--- Material for the task ---
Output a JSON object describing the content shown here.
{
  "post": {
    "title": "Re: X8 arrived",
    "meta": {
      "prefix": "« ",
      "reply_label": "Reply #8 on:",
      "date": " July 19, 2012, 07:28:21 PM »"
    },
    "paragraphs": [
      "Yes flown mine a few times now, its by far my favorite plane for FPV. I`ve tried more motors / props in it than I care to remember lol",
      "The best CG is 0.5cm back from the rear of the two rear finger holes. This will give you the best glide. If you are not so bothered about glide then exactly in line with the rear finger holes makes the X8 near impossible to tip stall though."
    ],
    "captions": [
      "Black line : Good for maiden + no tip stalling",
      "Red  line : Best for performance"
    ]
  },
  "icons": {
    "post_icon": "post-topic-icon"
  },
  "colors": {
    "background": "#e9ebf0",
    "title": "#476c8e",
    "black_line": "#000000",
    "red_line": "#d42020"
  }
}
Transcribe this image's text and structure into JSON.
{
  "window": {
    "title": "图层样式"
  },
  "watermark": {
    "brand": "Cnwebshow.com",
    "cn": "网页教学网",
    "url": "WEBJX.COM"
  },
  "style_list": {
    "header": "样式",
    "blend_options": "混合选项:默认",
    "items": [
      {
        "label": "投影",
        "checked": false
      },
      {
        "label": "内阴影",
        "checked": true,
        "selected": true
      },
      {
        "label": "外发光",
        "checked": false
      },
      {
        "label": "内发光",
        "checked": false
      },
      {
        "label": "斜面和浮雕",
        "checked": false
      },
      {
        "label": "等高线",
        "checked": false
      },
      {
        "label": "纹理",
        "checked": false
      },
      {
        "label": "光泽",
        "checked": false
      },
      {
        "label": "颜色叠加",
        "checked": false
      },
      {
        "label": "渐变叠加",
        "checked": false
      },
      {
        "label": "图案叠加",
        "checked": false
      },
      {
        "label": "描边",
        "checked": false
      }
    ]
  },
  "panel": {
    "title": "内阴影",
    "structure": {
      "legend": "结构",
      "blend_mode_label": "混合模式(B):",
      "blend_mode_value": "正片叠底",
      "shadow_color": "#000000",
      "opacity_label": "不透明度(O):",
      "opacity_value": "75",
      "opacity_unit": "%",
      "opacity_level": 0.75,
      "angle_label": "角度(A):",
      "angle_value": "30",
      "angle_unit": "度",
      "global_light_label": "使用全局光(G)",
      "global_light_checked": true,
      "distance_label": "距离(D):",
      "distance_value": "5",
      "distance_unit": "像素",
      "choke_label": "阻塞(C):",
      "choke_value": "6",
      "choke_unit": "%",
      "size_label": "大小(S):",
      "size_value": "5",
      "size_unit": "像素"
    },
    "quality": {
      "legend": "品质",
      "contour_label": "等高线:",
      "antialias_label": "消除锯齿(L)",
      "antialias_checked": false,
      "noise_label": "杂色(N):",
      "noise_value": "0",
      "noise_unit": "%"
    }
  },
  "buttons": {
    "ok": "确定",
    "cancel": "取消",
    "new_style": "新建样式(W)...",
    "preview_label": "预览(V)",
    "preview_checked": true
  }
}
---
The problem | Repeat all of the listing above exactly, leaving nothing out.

Output of the task |
Output a JSON object describing the content shown here.
{
  "post": {
    "title": "Re: X8 arrived",
    "meta": {
      "prefix": "« ",
      "reply_label": "Reply #8 on:",
      "date": " July 19, 2012, 07:28:21 PM »"
    },
    "paragraphs": [
      "Yes flown mine a few times now, its by far my favorite plane for FPV. I`ve tried more motors / props in it than I care to remember lol",
      "The best CG is 0.5cm back from the rear of the two rear finger holes. This will give you the best glide. If you are not so bothered about glide then exactly in line with the rear finger holes makes the X8 near impossible to tip stall though."
    ],
    "captions": [
      "Black line : Good for maiden + no tip stalling",
      "Red  line : Best for performance"
    ]
  },
  "icons": {
    "post_icon": "post-topic-icon"
  },
  "colors": {
    "background": "#e9ebf0",
    "title": "#476c8e",
    "black_line": "#000000",
    "red_line": "#d42020"
  }
}
Transcribe this image's text and structure into JSON.
{
  "window": {
    "title": "图层样式"
  },
  "watermark": {
    "brand": "Cnwebshow.com",
    "cn": "网页教学网",
    "url": "WEBJX.COM"
  },
  "style_list": {
    "header": "样式",
    "blend_options": "混合选项:默认",
    "items": [
      {
        "label": "投影",
        "checked": false
      },
      {
        "label": "内阴影",
        "checked": true,
        "selected": true
      },
      {
        "label": "外发光",
        "checked": false
      },
      {
        "label": "内发光",
        "checked": false
      },
      {
        "label": "斜面和浮雕",
        "checked": false
      },
      {
        "label": "等高线",
        "checked": false
      },
      {
        "label": "纹理",
        "checked": false
      },
      {
        "label": "光泽",
        "checked": false
      },
      {
        "label": "颜色叠加",
        "checked": false
      },
      {
        "label": "渐变叠加",
        "checked": false
      },
      {
        "label": "图案叠加",
        "checked": false
      },
      {
        "label": "描边",
        "checked": false
      }
    ]
  },
  "panel": {
    "title": "内阴影",
    "structure": {
      "legend": "结构",
      "blend_mode_label": "混合模式(B):",
      "blend_mode_value": "正片叠底",
      "shadow_color": "#000000",
      "opacity_label": "不透明度(O):",
      "opacity_value": "75",
      "opacity_unit": "%",
      "opacity_level": 0.75,
      "angle_label": "角度(A):",
      "angle_value": "30",
      "angle_unit": "度",
      "global_light_label": "使用全局光(G)",
      "global_light_checked": true,
      "distance_label": "距离(D):",
      "distance_value": "5",
      "distance_unit": "像素",
      "choke_label": "阻塞(C):",
      "choke_value": "6",
      "choke_unit": "%",
      "size_label": "大小(S):",
      "size_value": "5",
      "size_unit": "像素"
    },
    "quality": {
      "legend": "品质",
      "contour_label": "等高线:",
      "antialias_label": "消除锯齿(L)",
      "antialias_checked": false,
      "noise_label": "杂色(N):",
      "noise_value": "0",
      "noise_unit": "%"
    }
  },
  "buttons": {
    "ok": "确定",
    "cancel": "取消",
    "new_style": "新建样式(W)...",
    "preview_label": "预览(V)",
    "preview_checked": true
  }
}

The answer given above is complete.